• About this task
Copy each line from the entries that the word "Program" appears in.

• Extracted entries

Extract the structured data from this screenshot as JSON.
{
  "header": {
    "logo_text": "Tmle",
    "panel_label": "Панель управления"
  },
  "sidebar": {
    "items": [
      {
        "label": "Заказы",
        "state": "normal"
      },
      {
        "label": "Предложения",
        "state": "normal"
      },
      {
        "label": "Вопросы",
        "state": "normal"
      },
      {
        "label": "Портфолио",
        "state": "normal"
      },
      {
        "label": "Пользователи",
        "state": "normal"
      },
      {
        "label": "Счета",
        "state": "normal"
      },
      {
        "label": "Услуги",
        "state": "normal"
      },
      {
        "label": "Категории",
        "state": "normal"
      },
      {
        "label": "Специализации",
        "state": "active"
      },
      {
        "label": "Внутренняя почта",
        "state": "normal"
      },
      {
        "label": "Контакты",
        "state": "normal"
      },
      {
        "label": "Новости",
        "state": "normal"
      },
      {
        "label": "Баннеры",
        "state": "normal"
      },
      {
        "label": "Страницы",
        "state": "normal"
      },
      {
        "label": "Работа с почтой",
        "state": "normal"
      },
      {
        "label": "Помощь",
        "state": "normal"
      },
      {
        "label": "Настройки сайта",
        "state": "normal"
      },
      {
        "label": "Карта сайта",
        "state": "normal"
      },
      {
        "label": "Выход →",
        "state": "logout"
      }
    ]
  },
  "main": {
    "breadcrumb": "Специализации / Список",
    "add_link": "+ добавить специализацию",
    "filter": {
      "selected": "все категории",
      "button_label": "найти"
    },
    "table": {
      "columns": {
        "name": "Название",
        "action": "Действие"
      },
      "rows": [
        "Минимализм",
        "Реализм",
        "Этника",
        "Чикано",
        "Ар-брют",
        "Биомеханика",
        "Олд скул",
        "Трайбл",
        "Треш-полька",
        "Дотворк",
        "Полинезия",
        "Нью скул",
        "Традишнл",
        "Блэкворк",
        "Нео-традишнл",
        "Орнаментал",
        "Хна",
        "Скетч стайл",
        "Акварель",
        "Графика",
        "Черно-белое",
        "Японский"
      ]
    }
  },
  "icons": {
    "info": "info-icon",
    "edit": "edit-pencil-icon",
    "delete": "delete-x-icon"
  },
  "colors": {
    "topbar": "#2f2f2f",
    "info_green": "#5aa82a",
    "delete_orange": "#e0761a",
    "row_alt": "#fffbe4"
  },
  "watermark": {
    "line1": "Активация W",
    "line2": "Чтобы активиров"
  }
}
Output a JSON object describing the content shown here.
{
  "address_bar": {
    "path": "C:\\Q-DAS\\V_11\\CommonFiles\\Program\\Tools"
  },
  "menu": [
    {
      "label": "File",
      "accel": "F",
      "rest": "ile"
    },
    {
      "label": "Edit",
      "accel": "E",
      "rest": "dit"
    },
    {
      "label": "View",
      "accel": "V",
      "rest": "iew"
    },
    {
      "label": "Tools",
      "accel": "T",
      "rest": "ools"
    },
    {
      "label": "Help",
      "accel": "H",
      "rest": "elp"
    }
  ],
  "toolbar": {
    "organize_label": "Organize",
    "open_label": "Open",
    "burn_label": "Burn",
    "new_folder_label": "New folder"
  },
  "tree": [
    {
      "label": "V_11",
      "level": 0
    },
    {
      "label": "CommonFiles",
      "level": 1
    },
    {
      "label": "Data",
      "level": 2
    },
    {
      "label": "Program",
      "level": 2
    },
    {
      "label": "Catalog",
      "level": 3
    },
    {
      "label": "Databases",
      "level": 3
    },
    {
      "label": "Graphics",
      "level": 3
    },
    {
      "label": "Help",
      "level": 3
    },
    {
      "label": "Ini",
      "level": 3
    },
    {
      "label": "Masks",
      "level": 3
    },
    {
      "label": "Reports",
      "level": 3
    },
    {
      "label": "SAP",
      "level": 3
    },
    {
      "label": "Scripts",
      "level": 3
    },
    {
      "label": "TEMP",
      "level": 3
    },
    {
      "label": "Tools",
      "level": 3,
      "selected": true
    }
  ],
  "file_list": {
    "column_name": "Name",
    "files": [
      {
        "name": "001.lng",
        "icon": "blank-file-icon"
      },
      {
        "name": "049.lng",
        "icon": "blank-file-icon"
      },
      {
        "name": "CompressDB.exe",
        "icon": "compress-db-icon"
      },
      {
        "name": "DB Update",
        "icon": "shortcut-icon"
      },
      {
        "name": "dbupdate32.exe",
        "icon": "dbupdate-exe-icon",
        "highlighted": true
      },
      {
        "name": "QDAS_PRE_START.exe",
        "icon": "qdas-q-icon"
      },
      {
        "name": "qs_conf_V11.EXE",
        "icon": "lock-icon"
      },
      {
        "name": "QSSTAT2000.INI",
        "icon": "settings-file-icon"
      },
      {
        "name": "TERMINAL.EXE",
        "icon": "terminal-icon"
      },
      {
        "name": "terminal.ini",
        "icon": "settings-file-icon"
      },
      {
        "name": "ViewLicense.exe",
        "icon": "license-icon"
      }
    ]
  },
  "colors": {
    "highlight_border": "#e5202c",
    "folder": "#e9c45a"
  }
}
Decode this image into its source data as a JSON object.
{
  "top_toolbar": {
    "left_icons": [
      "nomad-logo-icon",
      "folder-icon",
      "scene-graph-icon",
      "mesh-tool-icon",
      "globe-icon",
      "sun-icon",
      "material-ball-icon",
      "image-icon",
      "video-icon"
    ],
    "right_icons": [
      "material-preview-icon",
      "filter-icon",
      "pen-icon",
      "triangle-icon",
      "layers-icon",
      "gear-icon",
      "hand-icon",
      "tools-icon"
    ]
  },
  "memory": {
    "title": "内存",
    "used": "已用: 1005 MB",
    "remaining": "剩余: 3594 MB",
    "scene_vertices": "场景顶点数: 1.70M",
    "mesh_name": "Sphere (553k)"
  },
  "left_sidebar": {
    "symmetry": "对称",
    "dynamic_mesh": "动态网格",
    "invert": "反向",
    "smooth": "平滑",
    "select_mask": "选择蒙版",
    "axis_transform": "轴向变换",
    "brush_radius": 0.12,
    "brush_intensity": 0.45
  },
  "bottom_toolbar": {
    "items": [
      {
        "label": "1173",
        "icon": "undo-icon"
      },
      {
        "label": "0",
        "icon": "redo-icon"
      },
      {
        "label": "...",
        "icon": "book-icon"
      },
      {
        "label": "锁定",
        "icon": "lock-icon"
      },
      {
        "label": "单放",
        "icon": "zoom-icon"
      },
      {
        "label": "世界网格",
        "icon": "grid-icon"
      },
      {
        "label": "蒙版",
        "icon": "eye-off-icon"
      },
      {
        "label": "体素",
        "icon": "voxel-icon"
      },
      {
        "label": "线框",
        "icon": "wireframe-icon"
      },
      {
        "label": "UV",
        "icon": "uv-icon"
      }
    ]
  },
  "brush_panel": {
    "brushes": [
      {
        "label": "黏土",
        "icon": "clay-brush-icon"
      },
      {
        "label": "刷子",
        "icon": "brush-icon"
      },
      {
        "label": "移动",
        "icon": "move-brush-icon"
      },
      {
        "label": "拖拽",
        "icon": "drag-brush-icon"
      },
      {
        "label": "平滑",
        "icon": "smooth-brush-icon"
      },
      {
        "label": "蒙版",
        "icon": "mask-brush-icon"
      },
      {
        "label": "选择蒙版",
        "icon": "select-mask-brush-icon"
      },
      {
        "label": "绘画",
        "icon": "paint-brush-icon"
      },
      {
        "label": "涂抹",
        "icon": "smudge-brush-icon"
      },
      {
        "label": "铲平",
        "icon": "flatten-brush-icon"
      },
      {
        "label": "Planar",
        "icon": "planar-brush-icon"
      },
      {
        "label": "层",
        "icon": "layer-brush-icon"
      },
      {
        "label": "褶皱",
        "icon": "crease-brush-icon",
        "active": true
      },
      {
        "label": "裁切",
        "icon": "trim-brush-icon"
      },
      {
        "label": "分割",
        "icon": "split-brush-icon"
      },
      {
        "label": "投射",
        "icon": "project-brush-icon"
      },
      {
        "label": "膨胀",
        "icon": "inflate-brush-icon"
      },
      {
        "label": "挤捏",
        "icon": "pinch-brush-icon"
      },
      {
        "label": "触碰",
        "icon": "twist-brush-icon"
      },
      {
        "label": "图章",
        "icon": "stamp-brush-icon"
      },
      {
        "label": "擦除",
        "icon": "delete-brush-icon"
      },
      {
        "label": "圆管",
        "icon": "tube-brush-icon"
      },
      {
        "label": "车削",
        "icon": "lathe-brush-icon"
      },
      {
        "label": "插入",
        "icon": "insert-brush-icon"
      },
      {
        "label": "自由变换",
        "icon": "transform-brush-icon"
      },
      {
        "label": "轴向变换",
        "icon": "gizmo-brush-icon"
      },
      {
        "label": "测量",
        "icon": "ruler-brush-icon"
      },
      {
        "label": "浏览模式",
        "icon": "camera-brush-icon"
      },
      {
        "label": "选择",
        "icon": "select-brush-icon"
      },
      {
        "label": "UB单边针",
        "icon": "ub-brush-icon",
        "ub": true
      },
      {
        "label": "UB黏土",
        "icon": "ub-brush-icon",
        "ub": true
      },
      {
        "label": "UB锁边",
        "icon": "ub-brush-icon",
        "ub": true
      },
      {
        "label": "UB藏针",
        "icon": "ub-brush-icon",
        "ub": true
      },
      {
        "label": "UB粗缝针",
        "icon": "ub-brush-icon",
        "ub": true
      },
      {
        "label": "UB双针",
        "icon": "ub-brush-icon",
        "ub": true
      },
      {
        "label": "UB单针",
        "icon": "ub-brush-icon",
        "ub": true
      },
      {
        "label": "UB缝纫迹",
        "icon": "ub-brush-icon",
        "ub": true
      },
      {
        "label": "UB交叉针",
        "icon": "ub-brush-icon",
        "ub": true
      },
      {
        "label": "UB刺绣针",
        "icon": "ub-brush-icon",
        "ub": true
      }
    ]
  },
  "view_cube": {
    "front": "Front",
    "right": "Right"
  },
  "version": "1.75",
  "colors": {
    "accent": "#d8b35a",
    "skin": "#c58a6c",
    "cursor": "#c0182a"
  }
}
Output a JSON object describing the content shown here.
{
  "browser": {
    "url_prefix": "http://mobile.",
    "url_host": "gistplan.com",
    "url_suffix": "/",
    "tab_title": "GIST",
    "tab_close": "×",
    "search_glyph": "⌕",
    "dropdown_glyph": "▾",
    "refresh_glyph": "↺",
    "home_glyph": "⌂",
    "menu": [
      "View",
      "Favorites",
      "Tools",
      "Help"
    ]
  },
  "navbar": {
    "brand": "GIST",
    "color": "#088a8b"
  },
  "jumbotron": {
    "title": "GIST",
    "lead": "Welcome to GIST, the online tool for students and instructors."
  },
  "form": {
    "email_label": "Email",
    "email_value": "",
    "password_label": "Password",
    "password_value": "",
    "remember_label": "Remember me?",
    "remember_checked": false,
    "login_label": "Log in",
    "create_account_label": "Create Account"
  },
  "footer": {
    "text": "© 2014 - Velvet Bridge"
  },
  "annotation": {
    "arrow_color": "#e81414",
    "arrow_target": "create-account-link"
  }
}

• Task solution
    "path": "C:\\Q-DAS\\V_11\\CommonFiles\\Program\\Tools"
      "label": "Program",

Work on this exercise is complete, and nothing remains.